ARB chairwoman Barbara Kelly told the AJ in an interview that the deal,which has been stuck with lawyers,is now 'on the point ofbeing signed and sealed'.She said:'It's a new agreement recognising that the full responsibility for validation ofcourses lies here'.
The new arrangements,to be explained more fully once the two parties have finally signed,are likely to come into effect for the academic year starting next September.Kelly said the key difference is in shifting emphasis from joint arrangements to the ARB .'But that is not to diminish the RIBA role in the new process'she said.'I'm very relieved to have that debate out ofthe way.It allows us to start to consider much more seriously our role in relation to wider educational issues what it is architects need to make sure they're fit for purpose.'
The recent publication ofthe Stansfield Smith Review ofeducation has provided an 'important impetus'to clarify what the ARB requires ofschools,Kelly said.These requirements are likely to cover practical skills 'to give consumer protection',construction and management skills,knowledge ofthe building regulations and health and safety as well as the wider design element.'The interesting debate is how we respond to the need to ensure that architects can deliver their wider societal responsibilities,'said Kelly.
The ARB is also keen to spread the message about the work it does more widely.Last month it unveiled its new-look logo and annual report, both designed by Cartlidge Levine,and is to spruce up its drab offices with a radical overhaul by young architects de Rijke Marsh Morgan.Now it aims to lift its visibility to the public by providing information on commissioning architects and upping links with the National Consumer Council and Citizens Advice Bureaux.'They are immensely important so the public knows we exist'said Kelly.'The public doesn't tend to know about disciplinary or regulatory bodies until they have a problem.My instinct is,ifyou're forewarned, you're forearmed.'
The board also employed public-relations firm Tamesis to handle its communications and aims now to get more coverage in 'serious newspapers' rather than simply the architectural press.And it is about to come up to speed with other bodies such as the RIBA by creating a website on which it will publish the register,its new code ofconduct,and information about the role and responsibility ofthe ARB - though not necessarily a link to the RIBA .It will be at www.arb.org.uk when it goes live early next year.
In the next few weeks the ARB will also:
finally publish its 'tighter and clearer'code ofconduct which features a better description ofwhat constitutes unacceptable professional conduct.Kelly feels the earlier version was 'with hindsight rather too rushed.'

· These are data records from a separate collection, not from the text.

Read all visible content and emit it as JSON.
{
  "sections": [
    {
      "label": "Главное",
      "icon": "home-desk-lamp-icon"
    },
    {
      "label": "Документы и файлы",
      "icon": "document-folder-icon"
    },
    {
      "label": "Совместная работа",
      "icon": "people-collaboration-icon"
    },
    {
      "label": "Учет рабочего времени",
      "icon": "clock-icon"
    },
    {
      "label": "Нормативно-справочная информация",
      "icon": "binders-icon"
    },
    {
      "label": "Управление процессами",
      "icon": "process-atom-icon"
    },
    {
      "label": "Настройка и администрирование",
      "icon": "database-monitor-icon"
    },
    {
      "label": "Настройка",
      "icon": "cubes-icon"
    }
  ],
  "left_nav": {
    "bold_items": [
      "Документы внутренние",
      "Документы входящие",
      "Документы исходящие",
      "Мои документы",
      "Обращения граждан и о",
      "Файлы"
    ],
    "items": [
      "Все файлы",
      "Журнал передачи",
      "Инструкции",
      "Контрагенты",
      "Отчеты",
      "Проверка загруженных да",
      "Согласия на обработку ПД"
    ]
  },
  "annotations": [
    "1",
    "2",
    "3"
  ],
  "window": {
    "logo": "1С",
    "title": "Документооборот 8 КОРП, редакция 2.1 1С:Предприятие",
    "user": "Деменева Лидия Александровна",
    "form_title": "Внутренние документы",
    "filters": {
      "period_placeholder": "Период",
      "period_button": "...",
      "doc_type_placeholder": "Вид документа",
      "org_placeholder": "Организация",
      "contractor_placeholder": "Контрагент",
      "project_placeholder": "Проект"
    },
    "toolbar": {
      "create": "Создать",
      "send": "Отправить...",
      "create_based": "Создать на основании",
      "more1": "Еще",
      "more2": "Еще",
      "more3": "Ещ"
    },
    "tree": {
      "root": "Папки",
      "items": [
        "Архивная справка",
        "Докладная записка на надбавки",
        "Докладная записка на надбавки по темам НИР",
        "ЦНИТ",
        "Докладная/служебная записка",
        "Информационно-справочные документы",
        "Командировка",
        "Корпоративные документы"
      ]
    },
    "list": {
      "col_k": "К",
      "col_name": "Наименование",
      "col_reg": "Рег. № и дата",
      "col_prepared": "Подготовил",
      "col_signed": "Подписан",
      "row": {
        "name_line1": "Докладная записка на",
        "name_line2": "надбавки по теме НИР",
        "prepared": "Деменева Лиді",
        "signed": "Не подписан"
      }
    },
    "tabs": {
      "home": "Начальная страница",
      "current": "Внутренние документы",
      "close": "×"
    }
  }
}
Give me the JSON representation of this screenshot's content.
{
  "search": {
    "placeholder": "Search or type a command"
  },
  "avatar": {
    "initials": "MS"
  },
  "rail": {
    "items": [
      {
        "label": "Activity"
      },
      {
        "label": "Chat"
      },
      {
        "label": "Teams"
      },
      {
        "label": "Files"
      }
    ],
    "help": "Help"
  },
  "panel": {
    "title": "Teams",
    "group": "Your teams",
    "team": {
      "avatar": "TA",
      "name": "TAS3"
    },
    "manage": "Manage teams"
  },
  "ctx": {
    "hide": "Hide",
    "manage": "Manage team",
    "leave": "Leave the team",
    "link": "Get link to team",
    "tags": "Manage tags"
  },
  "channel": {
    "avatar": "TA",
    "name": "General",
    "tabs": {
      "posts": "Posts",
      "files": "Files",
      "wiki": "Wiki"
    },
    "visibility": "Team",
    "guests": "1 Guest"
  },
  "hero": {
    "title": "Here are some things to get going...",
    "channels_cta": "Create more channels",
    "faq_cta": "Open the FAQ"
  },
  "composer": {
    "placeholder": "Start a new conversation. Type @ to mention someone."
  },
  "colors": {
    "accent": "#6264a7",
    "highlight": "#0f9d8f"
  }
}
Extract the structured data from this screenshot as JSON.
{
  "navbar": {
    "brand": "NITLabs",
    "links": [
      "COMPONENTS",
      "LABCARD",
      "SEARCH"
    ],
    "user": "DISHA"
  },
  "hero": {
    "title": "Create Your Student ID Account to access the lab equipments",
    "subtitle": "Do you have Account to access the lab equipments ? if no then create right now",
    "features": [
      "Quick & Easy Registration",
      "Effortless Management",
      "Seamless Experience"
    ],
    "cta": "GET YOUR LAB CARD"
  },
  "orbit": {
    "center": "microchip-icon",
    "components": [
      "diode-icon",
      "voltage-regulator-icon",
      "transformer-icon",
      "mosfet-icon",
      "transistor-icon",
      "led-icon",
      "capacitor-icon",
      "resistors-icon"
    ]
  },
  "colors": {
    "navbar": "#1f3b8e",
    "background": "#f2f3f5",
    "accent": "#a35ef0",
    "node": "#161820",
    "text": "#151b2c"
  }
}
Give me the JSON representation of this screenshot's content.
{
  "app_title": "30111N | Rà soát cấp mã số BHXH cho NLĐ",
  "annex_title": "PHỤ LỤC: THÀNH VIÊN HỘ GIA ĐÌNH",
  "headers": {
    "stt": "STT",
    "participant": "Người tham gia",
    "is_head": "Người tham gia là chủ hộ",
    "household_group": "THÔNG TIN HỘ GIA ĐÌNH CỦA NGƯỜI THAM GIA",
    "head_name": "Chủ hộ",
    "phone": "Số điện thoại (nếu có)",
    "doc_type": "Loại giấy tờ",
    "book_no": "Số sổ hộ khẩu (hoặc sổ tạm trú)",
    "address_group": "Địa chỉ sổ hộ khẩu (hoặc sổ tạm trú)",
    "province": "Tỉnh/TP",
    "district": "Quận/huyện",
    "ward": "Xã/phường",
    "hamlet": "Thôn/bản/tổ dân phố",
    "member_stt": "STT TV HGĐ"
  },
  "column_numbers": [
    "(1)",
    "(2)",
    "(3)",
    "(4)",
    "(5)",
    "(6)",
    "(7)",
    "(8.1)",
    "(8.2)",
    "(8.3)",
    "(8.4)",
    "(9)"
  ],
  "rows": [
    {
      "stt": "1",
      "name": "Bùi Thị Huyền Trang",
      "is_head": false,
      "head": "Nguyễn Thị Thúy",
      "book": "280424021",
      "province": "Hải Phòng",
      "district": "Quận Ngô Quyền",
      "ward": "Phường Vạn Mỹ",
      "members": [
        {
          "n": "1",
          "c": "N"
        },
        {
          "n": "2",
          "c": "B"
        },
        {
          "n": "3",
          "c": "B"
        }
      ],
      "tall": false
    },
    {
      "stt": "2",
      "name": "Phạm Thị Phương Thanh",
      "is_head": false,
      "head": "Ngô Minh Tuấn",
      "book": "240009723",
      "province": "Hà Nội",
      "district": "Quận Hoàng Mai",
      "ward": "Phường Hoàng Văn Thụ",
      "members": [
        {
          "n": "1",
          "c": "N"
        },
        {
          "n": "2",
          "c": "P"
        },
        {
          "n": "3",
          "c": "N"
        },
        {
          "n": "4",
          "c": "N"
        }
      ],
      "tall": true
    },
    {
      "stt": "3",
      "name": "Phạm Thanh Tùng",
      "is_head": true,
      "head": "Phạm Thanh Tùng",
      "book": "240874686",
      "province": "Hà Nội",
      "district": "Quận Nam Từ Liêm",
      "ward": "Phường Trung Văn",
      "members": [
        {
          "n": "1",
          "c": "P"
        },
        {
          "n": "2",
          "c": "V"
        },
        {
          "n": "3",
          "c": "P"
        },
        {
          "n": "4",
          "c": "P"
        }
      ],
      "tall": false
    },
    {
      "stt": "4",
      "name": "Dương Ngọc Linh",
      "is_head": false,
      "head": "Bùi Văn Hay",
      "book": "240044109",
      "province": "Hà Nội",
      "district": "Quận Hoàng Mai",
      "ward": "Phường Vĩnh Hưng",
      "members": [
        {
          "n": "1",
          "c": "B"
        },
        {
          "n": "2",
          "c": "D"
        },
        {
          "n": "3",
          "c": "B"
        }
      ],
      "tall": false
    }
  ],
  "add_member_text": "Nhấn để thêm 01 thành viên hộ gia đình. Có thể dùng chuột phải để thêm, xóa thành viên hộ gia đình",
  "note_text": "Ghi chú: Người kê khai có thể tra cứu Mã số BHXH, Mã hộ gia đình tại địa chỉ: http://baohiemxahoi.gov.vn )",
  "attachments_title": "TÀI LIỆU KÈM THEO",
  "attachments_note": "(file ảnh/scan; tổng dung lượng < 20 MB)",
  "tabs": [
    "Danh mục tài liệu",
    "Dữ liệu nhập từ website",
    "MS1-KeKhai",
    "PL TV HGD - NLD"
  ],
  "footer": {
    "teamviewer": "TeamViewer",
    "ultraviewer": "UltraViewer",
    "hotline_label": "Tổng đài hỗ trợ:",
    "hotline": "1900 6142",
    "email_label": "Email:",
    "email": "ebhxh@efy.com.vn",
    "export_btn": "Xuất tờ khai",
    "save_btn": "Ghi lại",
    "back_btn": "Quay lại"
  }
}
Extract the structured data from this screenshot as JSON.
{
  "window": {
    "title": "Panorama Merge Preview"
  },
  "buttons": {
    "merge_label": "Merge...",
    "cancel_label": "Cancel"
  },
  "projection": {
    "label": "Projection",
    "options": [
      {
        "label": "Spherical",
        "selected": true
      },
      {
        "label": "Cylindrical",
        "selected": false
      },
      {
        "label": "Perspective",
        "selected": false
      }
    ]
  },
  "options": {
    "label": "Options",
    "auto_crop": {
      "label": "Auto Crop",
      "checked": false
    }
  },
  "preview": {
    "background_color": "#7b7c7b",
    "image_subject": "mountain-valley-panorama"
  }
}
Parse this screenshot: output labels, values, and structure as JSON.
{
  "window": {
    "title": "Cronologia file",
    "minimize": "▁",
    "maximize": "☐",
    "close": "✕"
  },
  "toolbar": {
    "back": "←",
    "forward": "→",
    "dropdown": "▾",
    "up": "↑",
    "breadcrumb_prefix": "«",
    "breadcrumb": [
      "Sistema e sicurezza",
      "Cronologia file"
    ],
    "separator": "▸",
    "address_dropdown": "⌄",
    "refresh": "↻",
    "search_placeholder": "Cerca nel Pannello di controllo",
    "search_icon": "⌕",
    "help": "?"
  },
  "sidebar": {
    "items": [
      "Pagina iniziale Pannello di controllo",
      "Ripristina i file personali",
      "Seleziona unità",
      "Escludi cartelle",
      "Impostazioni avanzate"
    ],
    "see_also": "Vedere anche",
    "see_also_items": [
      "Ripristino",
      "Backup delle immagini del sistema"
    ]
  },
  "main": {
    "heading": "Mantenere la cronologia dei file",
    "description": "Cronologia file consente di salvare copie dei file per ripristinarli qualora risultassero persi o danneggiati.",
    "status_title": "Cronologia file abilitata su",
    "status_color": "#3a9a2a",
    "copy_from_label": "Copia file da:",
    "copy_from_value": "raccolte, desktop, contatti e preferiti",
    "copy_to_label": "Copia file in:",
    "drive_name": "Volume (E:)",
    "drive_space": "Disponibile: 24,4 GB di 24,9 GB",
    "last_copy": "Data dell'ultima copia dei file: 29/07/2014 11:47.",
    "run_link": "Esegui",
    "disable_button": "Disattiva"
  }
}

select a new 'chiefexecutive'to replace the previous 'registrar'Andrew Finch.Over 120 are understood to have gone for the job,which is now down to a shortlist ofsix.Kelly says she is hoping for somebody who understands the registration/ regulatory body,has a wider interest in educational matters and who can act as a diplomat and ambassador.Would it be an architect? 'It could be,' she said.
embark on elections for the seven architect members ofthe board to take over in April 2000.
ARB is looking for nominations.
But Kelly herselfis not sure ofher long-term commitment to the ARB .The body's early years have been a 'challenging'time'she admitted,and she may not choose to stand again.'I shall wait and seeif I take it on'she said.